Getting a Sparse or Lower Dimensional Vector Representation
How can we get a sparse or lower dimensional vector representation for each of our metrics?
Instead of looking at the metric as a sequence of values, this metric can be looked at as a sequence of patterns. Take this example:
It can be viewed as a sequence of spike, straight line, straight line, straight line, then spikes and so on.
A pattern dictionary can be created, then using a pattern matching engine each metric can be represented by those patterns. Each metric’s original value sequence is converted to a sequence of patterns. This representation is sparse or low dimensional (depending on the implementation). It is amenable to regular clustering and similarity methods. The same procedure that is used for name correlation and abnormal correlation can be used. IDF (Inverse Document Frequency algorithm) can be used to weight the patterns so that common patterns get lower weights and rare patterns get higher weights.
Creating a Pattern Matching Engine
The pattern matching engine is built using deep learning. This entails training a stacked auto encoder with many time series data metrics. The input of the metric is ordered entries (after some preprocessing, including detrending and normalization) and the output is the matched patterns of the metric.
After training the network, the network can be used to convert each of the metrics into their new sparse representation based on patterns. When the metrics have been converted to pattern based representation of each sequence, any similarity procedure can be applied and it can be scaled with LSH.
The Value for Anodot
To show the value for Anodot, here are some weekly statistics that we’ve collected.
- Collected: 230 million metrics over the week.
- Detected from them: 260 thousand anomalies
- Found from these that there were significant anomalies with high scores: 25 thousand
- After using the similarity procedure, this was reduced to 4,700 correlated incidents of anomalies.
Taking a look at some other stats, where data was collected for over a month, we calculated:
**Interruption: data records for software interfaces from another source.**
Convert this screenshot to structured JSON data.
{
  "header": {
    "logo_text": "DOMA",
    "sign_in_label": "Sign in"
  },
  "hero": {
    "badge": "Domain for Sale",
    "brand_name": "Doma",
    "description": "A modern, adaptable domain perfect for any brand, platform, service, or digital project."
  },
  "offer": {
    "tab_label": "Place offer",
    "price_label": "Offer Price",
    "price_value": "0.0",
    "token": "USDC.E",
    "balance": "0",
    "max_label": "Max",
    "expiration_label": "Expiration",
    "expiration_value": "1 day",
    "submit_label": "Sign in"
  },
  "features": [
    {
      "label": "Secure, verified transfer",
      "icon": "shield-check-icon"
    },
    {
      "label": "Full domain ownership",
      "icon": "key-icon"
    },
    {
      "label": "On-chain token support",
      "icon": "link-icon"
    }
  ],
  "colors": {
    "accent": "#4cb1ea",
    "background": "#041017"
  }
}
- ~350 million abnormal correlations [358,543,449]
- ~430 million normal correlation [436,796,325]
- ~370 million name correlations [371,020,643]
- Overall over 1 billion correlations in a month
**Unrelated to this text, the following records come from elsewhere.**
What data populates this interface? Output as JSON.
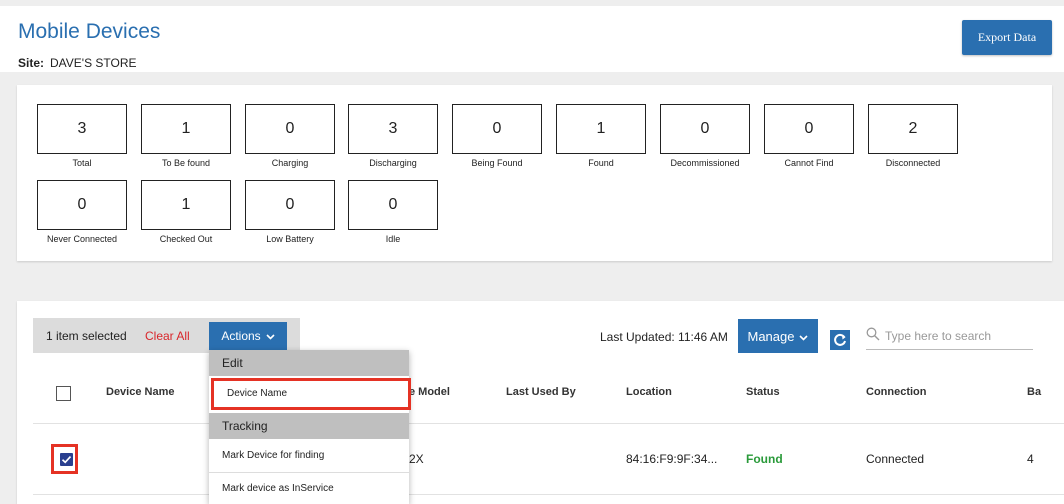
{
  "header": {
    "title": "Mobile Devices",
    "site_label": "Site:",
    "site_name": "DAVE'S STORE",
    "export_label": "Export Data"
  },
  "stats": [
    {
      "value": "3",
      "label": "Total"
    },
    {
      "value": "1",
      "label": "To Be found"
    },
    {
      "value": "0",
      "label": "Charging"
    },
    {
      "value": "3",
      "label": "Discharging"
    },
    {
      "value": "0",
      "label": "Being Found"
    },
    {
      "value": "1",
      "label": "Found"
    },
    {
      "value": "0",
      "label": "Decommissioned"
    },
    {
      "value": "0",
      "label": "Cannot Find"
    },
    {
      "value": "2",
      "label": "Disconnected"
    },
    {
      "value": "0",
      "label": "Never Connected"
    },
    {
      "value": "1",
      "label": "Checked Out"
    },
    {
      "value": "0",
      "label": "Low Battery"
    },
    {
      "value": "0",
      "label": "Idle"
    }
  ],
  "toolbar": {
    "selected_count": "1 item selected",
    "clear_all": "Clear All",
    "actions_label": "Actions",
    "last_updated": "Last Updated: 11:46 AM",
    "manage_label": "Manage",
    "search_placeholder": "Type here to search"
  },
  "table": {
    "columns": [
      "Device Name",
      "e Model",
      "Last Used By",
      "Location",
      "Status",
      "Connection",
      "Ba"
    ],
    "row": {
      "model": "2X",
      "location": "84:16:F9:9F:34...",
      "status": "Found",
      "connection": "Connected",
      "battery": "4"
    }
  },
  "actions_menu": {
    "sections": [
      {
        "title": "Edit",
        "items": [
          "Device Name"
        ]
      },
      {
        "title": "Tracking",
        "items": [
          "Mark Device for finding",
          "Mark device as InService"
        ]
      }
    ]
  },
  "colors": {
    "accent": "#2a6fb0",
    "danger": "#d9262b",
    "success": "#2a9a3a",
    "highlight_outline": "#e53224"
  }
}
Summary: Find relationships between different metrics
To summarize, it’s very important to find relationships between different metrics. This can be used to make order, cluster anomalies. This can reduce the number of incidents of anomalies, and be used to identify and analyze problems or discover opportunities. Knowing the relationship between metrics allows for more accurate prediction and forecasting. For example, knowing that the sales of a product are increasing, we can predict that the sales of another related product will also increase or decrease accordingly.
Presented at O’Reilly’s Strata Data Conference, New York, Sept. 2017